nationalism as distinct from Russian nationalism. With the weakening of totalitarian controls under Gorbachev the suppressed nationalisms within the USSR helped break it up into nation-states. This process of disintegration has not ended there. National conflicts have exploded in Georgia, Armenia and the Chechnya region of Russia. Nationalist tensions were already present in the new nations of the post-Soviet states, where large Russian minorities

in Understanding political ideas and movements
The organisation of war-escalation in the Krajina region of Croatia 1990–91
Hannes Grandits and Carolin Leutloff

the popularisation and institutionalisation of boundary-maintenance mechanisms in Croatia in 1990. The HDZ, which formed the government after the first free multi-party elections in Croatia, increasingly integrated its nationalistic position into the newly developing postsocialist state machinery. Political antagonisms, which in the breakdown of the socialist system and the following temporary power vacuum seemed inevitable, aroused national conflicts between Croats and Serbs about the form and character of the new institutions of the developing national state. These

in Potentials of disorder
Analysing two arenas over time
Wolfgang Wessels, Andreas Maurer, and Jürgen Mittag

governmental interests with regard to European integration policy projects. Thus, we also look at the questions: since ‘Maastricht’, and in comparison to the pre-Maastricht era, what are the main policy areas of the Member States? Which European topics are discussed in national debates? Is there any evidence to suggest that major political events or national conflicts – such as national elections, changes in government, etc. – produce important changes in the tone or style of EU policy-making at the national level? National adaptation: structures and procedures for European
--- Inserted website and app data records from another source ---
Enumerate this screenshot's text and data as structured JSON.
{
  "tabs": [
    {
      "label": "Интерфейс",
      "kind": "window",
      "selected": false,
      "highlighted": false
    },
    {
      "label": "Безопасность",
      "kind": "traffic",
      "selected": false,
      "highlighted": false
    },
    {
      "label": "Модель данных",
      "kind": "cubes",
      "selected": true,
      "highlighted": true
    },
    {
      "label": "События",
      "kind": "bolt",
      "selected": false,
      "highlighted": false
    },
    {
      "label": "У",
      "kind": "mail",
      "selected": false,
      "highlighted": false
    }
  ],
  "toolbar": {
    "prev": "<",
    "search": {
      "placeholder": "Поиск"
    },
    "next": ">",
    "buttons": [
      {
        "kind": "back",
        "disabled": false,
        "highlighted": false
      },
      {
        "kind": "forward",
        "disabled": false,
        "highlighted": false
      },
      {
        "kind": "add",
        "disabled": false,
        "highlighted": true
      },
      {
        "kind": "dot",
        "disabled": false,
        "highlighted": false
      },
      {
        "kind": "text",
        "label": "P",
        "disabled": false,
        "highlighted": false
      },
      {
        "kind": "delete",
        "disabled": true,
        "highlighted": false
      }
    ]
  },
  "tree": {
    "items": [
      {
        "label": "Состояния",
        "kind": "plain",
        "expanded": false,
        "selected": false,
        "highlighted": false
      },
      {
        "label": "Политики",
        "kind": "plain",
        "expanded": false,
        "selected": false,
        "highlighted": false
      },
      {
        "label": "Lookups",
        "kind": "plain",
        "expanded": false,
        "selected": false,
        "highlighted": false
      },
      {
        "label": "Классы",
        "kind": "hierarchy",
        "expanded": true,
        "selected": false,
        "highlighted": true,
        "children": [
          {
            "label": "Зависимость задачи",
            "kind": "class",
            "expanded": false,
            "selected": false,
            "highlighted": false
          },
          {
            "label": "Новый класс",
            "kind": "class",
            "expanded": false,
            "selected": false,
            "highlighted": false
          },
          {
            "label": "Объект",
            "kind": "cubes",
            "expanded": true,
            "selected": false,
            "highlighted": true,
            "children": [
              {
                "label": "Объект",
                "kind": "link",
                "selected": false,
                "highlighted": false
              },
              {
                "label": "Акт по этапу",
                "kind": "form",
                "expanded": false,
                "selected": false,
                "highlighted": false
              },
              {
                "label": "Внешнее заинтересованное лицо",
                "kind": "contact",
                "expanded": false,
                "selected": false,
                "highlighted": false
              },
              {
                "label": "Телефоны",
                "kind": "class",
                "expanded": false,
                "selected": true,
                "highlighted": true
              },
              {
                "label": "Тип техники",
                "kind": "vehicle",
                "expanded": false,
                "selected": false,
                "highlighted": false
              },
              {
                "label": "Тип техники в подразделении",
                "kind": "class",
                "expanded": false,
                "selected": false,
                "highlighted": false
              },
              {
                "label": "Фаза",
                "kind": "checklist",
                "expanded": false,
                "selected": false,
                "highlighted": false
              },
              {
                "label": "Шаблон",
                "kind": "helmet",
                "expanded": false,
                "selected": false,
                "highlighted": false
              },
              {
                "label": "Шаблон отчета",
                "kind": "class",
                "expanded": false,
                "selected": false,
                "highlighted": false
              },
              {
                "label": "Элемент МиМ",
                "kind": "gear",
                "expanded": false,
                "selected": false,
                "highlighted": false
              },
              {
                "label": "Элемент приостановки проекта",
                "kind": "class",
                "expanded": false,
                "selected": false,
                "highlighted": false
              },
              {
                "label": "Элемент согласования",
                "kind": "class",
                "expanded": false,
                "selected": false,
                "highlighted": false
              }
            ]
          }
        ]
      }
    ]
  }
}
in Fifteen into one?
Language, education and the Catholic Church
Alex J. Bellamy

blamed for presenting the political, social and national conflicts in the former Yugoslavia ‘as centurieslong conflicts between essentially opposed human types, types of cultures and civilisations’.135 Moreover, he argued that the Church was guilty of portraying the Croats as ‘quasi-immaculate’ while portraying Serbs as ‘the incarnation of evil’. These two positions are a little unfair. Clearly, some priests did articulate such views, which had an open resonance with the language used by Tuœman. However, although Kuhariç tacitly supported the HDZ in the run-up to the

in The formation of Croatian national identity